* _To do_: Each line that contains "active" needs to be copied from the listing.

* _Input records_:
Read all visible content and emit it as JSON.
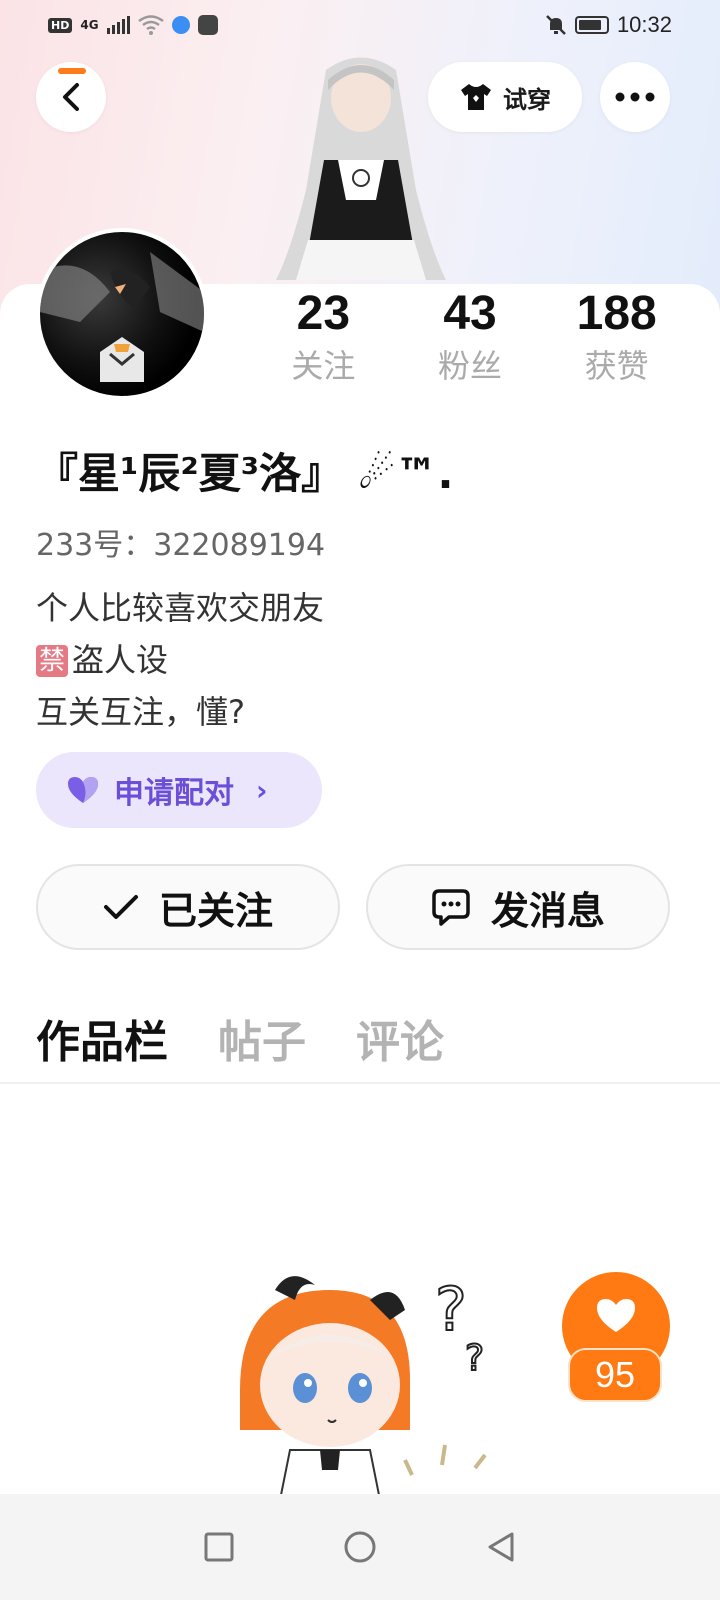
{
  "status_bar": {
    "hd": "HD",
    "network": "4G",
    "time": "10:32"
  },
  "top_actions": {
    "tryon_label": "试穿"
  },
  "profile": {
    "nickname": "『星¹辰²夏³洛』 ☄™.",
    "user_id": "233号：322089194",
    "bio_line1": "个人比较喜欢交朋友",
    "bio_ban": "禁",
    "bio_line2": "盗人设",
    "bio_line3": "互关互注，懂?"
  },
  "stats": [
    {
      "value": "23",
      "label": "关注"
    },
    {
      "value": "43",
      "label": "粉丝"
    },
    {
      "value": "188",
      "label": "获赞"
    }
  ],
  "pair_button": {
    "label": "申请配对",
    "chevron": "›"
  },
  "actions": {
    "follow_label": "已关注",
    "message_label": "发消息"
  },
  "tabs": [
    {
      "label": "作品栏",
      "active": true
    },
    {
      "label": "帖子",
      "active": false
    },
    {
      "label": "评论",
      "active": false
    }
  ],
  "like_fab": {
    "count": "95"
  },
  "colors": {
    "accent_orange": "#ff7a12",
    "pair_purple": "#6b4fd8",
    "pair_bg": "#ebe6fb"
  },
  "icons": [
    "back-arrow-icon",
    "shirt-icon",
    "more-dots-icon",
    "heart-icon",
    "check-icon",
    "chat-bubble-icon",
    "square-nav-icon",
    "circle-nav-icon",
    "triangle-back-icon"
  ]
}
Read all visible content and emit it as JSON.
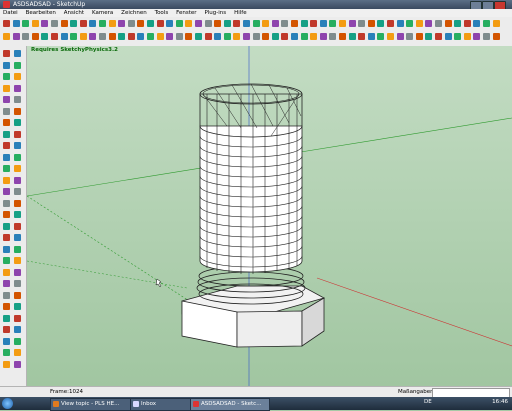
{
  "window": {
    "title": "ASDSADSAD - SketchUp"
  },
  "menubar": {
    "items": [
      "Datei",
      "Bearbeiten",
      "Ansicht",
      "Kamera",
      "Zeichnen",
      "Tools",
      "Fenster",
      "Plug-ins",
      "Hilfe"
    ]
  },
  "viewport": {
    "note": "Requires SketchyPhysics3.2"
  },
  "statusbar": {
    "frame": "Frame:1024",
    "measurements_label": "Maßangaben"
  },
  "taskbar": {
    "items": [
      {
        "label": "View topic - PLS HE...",
        "icon": "firefox-icon"
      },
      {
        "label": "Inbox",
        "icon": "mail-icon"
      },
      {
        "label": "ASDSADSAD - Sketc...",
        "icon": "sketchup-icon",
        "active": true
      }
    ],
    "lang": "DE",
    "clock": "16:46"
  }
}
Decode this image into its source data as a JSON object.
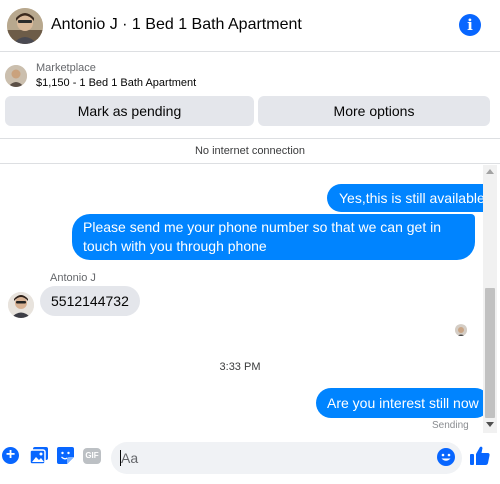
{
  "header": {
    "title": "Antonio J · 1 Bed 1 Bath Apartment",
    "info_icon": "info-icon"
  },
  "listing": {
    "source": "Marketplace",
    "description": "$1,150 - 1 Bed 1 Bath Apartment",
    "buttons": {
      "mark_pending": "Mark as pending",
      "more_options": "More options"
    }
  },
  "status": {
    "connection": "No internet connection"
  },
  "messages": [
    {
      "direction": "out",
      "text": "Yes,this is still available"
    },
    {
      "direction": "out",
      "text": "Please send me your phone  number so that we can get in touch with you through phone"
    },
    {
      "direction": "in",
      "sender": "Antonio J",
      "text": "5512144732"
    },
    {
      "direction": "out",
      "text": "Are you interest still now"
    }
  ],
  "timestamp": "3:33 PM",
  "delivery_status": "Sending",
  "composer": {
    "placeholder": "Aa",
    "icons": [
      "plus-icon",
      "photo-icon",
      "sticker-icon",
      "gif-icon",
      "emoji-icon",
      "like-icon"
    ],
    "gif_label": "GIF"
  },
  "colors": {
    "accent": "#0866ff",
    "outgoing_bubble": "#0084ff",
    "incoming_bubble": "#e4e6eb",
    "button_bg": "#e4e6eb"
  }
}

* _Solution to this problem_:
      "active": true
      "active": false
      "active": false
        "active": true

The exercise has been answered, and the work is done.